» **PROBLEM DETAILS**
Each entry must be given again exactly as it appears, with images excluded.

━━ WORKING DATA

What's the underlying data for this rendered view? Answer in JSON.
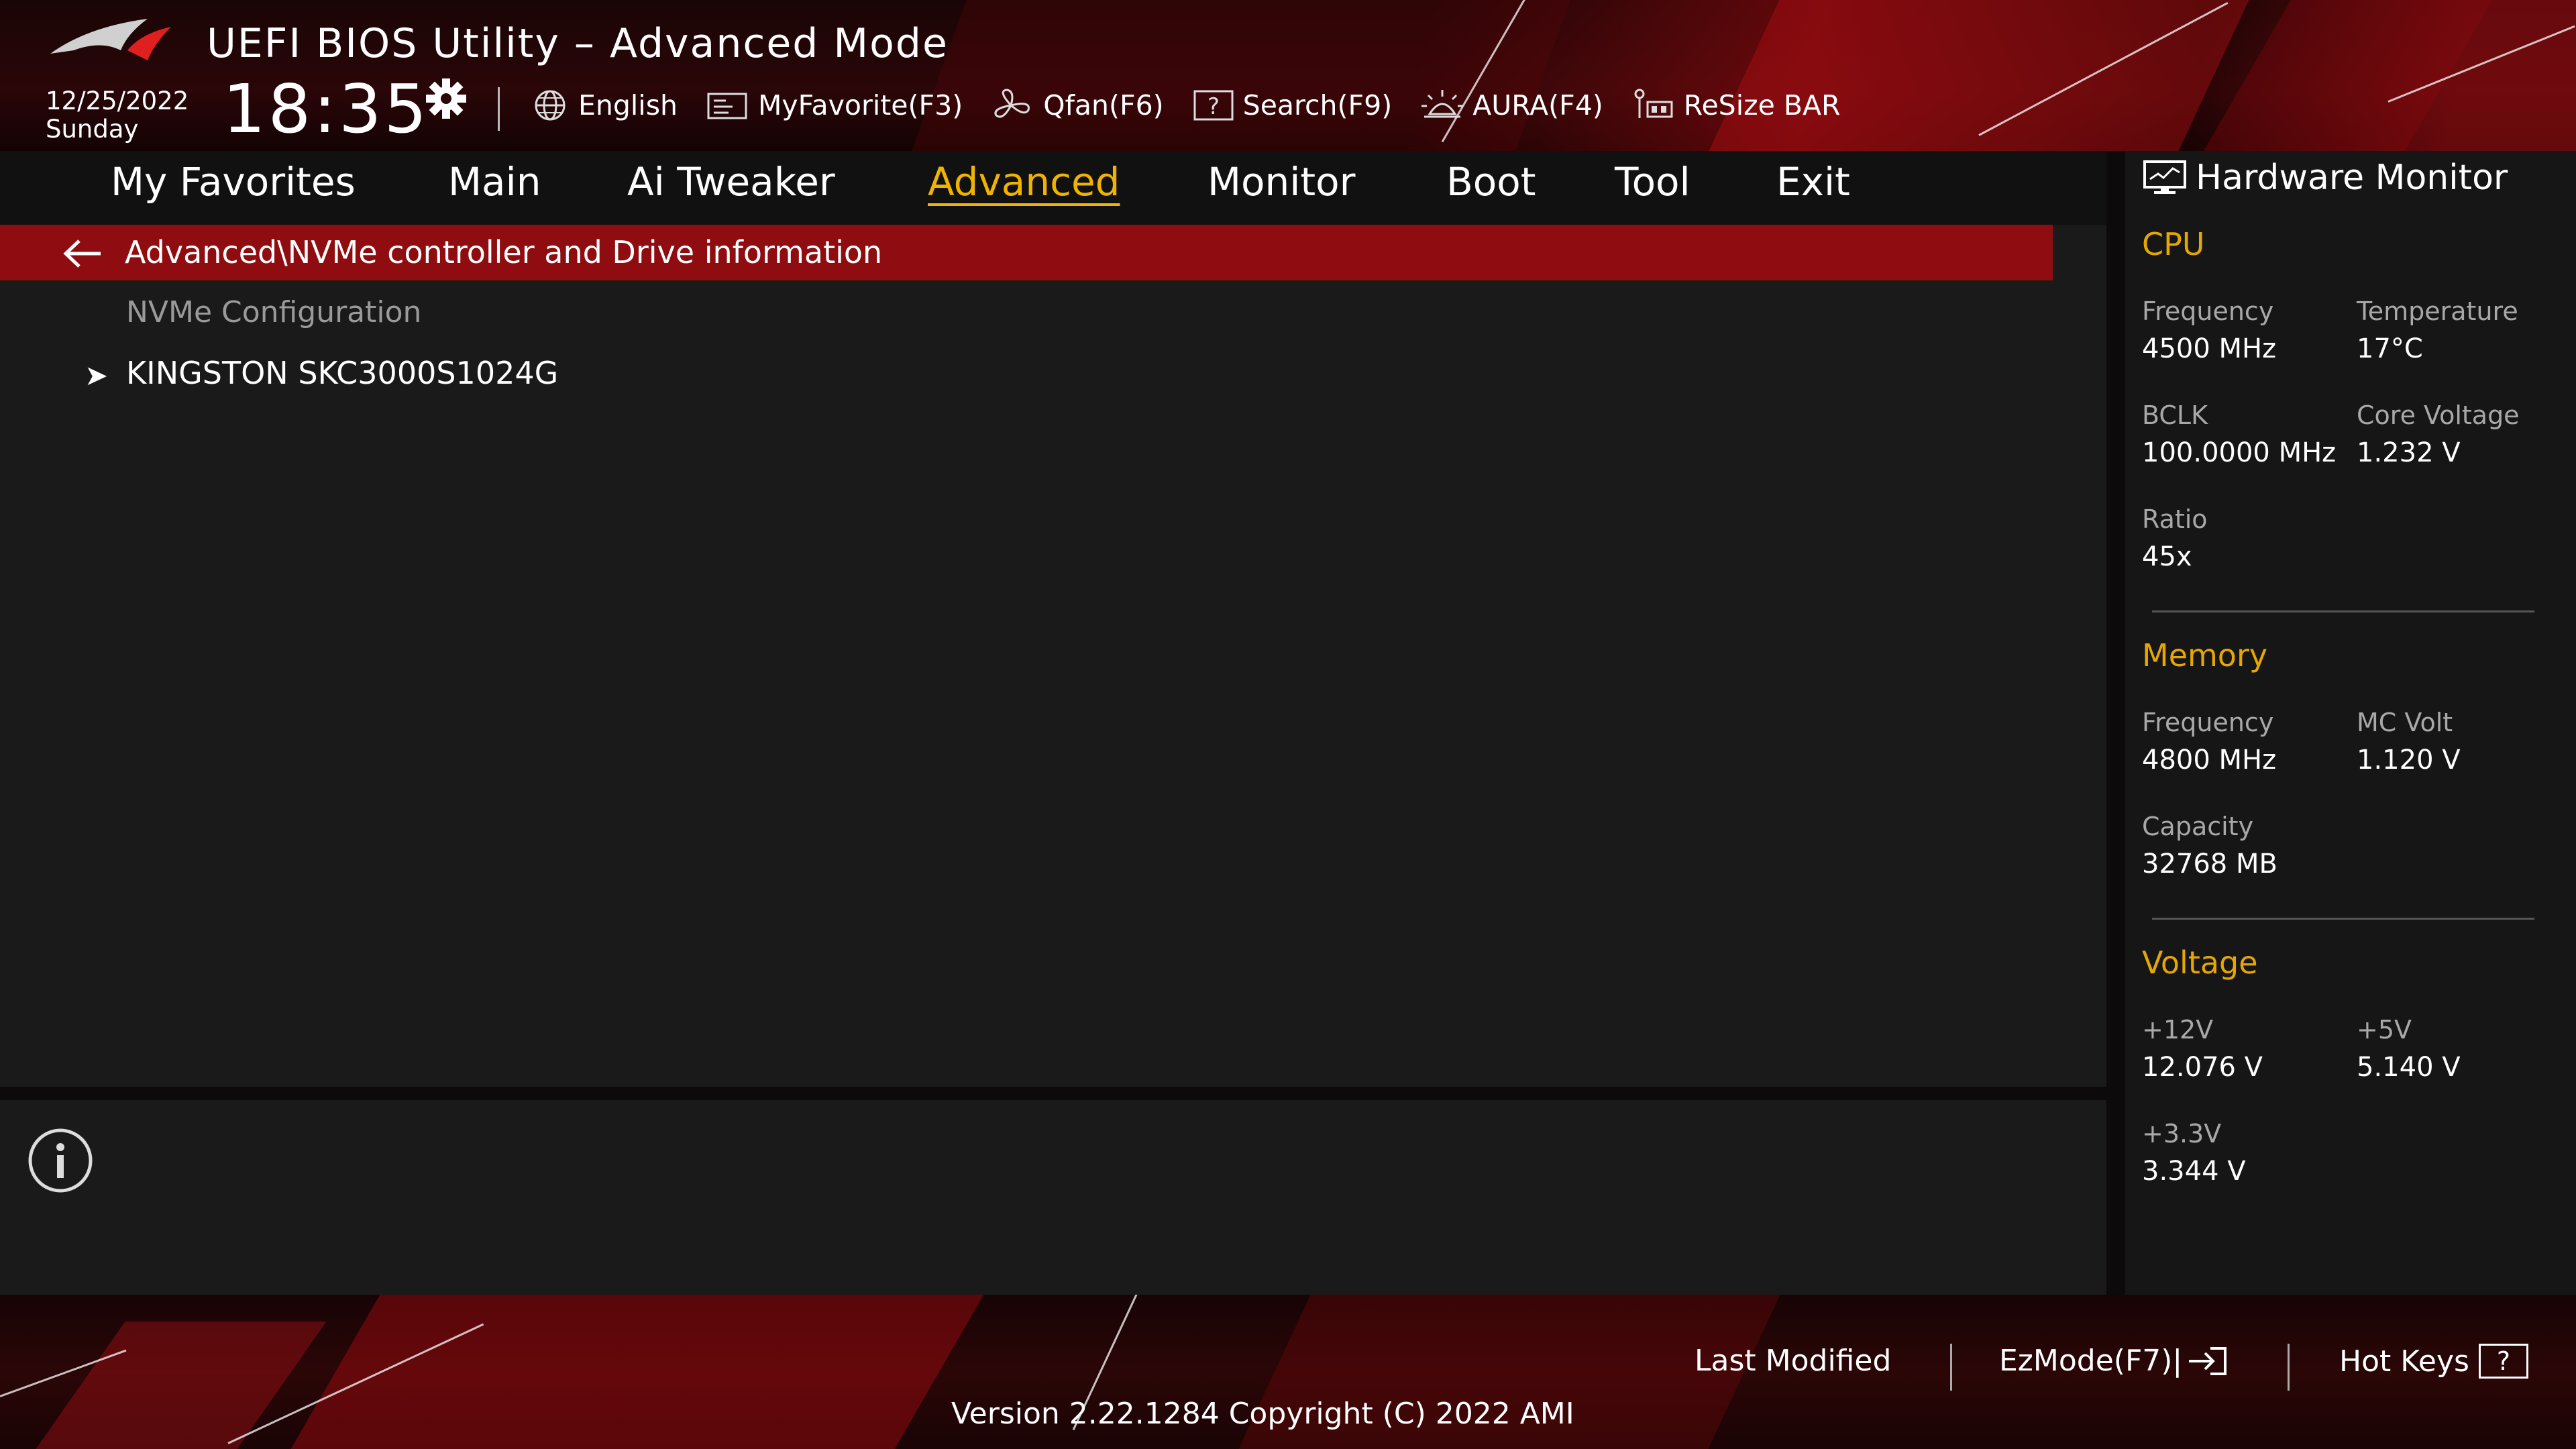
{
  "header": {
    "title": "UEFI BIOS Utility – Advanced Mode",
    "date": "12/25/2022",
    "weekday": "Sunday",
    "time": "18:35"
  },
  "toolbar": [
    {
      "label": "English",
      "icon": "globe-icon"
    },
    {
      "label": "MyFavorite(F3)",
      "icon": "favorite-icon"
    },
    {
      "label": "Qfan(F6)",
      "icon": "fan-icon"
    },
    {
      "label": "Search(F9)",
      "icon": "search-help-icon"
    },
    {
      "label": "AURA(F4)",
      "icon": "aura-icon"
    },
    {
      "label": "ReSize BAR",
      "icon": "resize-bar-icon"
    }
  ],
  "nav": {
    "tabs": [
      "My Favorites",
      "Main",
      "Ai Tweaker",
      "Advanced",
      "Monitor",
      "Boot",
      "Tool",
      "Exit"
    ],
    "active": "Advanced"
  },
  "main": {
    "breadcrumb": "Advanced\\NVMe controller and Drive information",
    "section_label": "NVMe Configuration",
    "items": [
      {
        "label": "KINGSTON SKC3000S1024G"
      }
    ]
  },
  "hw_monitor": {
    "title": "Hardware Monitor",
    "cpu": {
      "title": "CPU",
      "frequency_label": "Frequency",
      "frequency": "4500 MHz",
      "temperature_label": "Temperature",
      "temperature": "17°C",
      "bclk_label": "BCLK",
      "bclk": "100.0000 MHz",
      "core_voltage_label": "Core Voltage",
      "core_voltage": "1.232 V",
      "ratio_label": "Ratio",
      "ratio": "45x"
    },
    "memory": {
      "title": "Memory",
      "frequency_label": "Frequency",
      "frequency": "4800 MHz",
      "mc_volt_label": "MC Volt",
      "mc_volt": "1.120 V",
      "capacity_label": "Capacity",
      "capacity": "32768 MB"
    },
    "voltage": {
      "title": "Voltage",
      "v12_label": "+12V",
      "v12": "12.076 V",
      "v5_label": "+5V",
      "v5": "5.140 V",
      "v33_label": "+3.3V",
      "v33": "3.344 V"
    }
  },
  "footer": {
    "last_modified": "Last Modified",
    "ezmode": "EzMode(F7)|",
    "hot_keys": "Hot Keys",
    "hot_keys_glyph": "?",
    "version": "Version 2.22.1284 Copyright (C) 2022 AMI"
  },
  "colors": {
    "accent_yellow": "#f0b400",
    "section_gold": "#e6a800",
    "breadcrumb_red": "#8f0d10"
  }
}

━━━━

» **RESPONSE TO THE EXERCISE**
What's the underlying data for this rendered view? Answer in JSON.
{
  "header": {
    "title": "UEFI BIOS Utility – Advanced Mode",
    "date": "12/25/2022",
    "weekday": "Sunday",
    "time": "18:35"
  },
  "toolbar": [
    {
      "label": "English",
      "icon": "globe-icon"
    },
    {
      "label": "MyFavorite(F3)",
      "icon": "favorite-icon"
    },
    {
      "label": "Qfan(F6)",
      "icon": "fan-icon"
    },
    {
      "label": "Search(F9)",
      "icon": "search-help-icon"
    },
    {
      "label": "AURA(F4)",
      "icon": "aura-icon"
    },
    {
      "label": "ReSize BAR",
      "icon": "resize-bar-icon"
    }
  ],
  "nav": {
    "tabs": [
      "My Favorites",
      "Main",
      "Ai Tweaker",
      "Advanced",
      "Monitor",
      "Boot",
      "Tool",
      "Exit"
    ],
    "active": "Advanced"
  },
  "main": {
    "breadcrumb": "Advanced\\NVMe controller and Drive information",
    "section_label": "NVMe Configuration",
    "items": [
      {
        "label": "KINGSTON SKC3000S1024G"
      }
    ]
  },
  "hw_monitor": {
    "title": "Hardware Monitor",
    "cpu": {
      "title": "CPU",
      "frequency_label": "Frequency",
      "frequency": "4500 MHz",
      "temperature_label": "Temperature",
      "temperature": "17°C",
      "bclk_label": "BCLK",
      "bclk": "100.0000 MHz",
      "core_voltage_label": "Core Voltage",
      "core_voltage": "1.232 V",
      "ratio_label": "Ratio",
      "ratio": "45x"
    },
    "memory": {
      "title": "Memory",
      "frequency_label": "Frequency",
      "frequency": "4800 MHz",
      "mc_volt_label": "MC Volt",
      "mc_volt": "1.120 V",
      "capacity_label": "Capacity",
      "capacity": "32768 MB"
    },
    "voltage": {
      "title": "Voltage",
      "v12_label": "+12V",
      "v12": "12.076 V",
      "v5_label": "+5V",
      "v5": "5.140 V",
      "v33_label": "+3.3V",
      "v33": "3.344 V"
    }
  },
  "footer": {
    "last_modified": "Last Modified",
    "ezmode": "EzMode(F7)|",
    "hot_keys": "Hot Keys",
    "hot_keys_glyph": "?",
    "version": "Version 2.22.1284 Copyright (C) 2022 AMI"
  },
  "colors": {
    "accent_yellow": "#f0b400",
    "section_gold": "#e6a800",
    "breadcrumb_red": "#8f0d10"
  }
}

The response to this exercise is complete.